**Directions**
Your task is to copy each line of the listing that contains the word "align".

**Dataset records**
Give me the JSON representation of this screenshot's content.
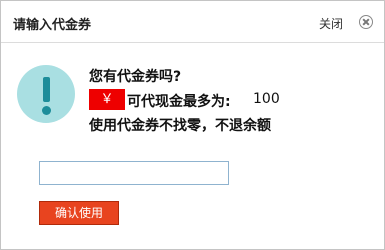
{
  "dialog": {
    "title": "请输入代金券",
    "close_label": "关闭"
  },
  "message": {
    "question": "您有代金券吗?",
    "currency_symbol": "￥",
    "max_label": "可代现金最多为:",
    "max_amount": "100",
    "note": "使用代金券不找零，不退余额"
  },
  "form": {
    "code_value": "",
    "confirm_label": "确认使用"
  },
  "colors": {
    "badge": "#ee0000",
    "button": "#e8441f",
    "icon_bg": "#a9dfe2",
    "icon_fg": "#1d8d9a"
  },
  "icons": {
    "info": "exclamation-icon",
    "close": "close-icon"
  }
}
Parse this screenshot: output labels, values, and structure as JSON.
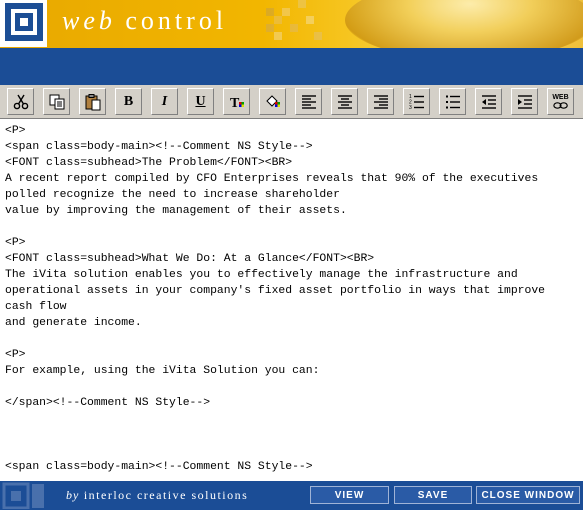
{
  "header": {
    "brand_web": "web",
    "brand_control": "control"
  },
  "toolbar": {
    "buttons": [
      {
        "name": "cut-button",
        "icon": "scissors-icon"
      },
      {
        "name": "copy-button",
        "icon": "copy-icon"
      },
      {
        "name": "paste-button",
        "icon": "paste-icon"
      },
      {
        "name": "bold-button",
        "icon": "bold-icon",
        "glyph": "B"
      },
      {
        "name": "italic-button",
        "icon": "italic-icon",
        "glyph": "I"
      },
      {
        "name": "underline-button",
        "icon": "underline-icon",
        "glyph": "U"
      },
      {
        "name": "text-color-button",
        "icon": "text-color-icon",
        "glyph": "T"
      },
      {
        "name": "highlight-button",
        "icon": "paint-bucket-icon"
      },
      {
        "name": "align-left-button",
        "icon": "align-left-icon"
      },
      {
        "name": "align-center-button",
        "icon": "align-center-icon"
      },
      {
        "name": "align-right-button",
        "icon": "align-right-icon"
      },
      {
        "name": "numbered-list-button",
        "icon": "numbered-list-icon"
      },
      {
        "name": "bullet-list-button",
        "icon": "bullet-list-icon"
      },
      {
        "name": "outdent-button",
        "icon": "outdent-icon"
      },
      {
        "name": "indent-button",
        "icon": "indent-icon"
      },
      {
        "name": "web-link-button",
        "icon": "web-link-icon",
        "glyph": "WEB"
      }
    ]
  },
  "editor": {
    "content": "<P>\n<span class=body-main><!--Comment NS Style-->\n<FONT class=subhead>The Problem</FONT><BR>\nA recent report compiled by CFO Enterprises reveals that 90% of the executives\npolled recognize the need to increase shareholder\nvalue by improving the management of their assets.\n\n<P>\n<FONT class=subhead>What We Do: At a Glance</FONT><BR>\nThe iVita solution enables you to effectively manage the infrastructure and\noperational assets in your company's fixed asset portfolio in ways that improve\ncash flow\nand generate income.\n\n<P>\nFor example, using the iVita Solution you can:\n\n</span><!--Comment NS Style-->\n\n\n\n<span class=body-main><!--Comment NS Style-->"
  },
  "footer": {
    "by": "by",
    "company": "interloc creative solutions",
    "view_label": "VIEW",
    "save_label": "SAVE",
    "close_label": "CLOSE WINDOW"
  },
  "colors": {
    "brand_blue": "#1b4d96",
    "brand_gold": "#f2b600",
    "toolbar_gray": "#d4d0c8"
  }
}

**Your solution**
        "name": "align-left-button",
        "icon": "align-left-icon"
        "name": "align-center-button",
        "icon": "align-center-icon"
        "name": "align-right-button",
        "icon": "align-right-icon"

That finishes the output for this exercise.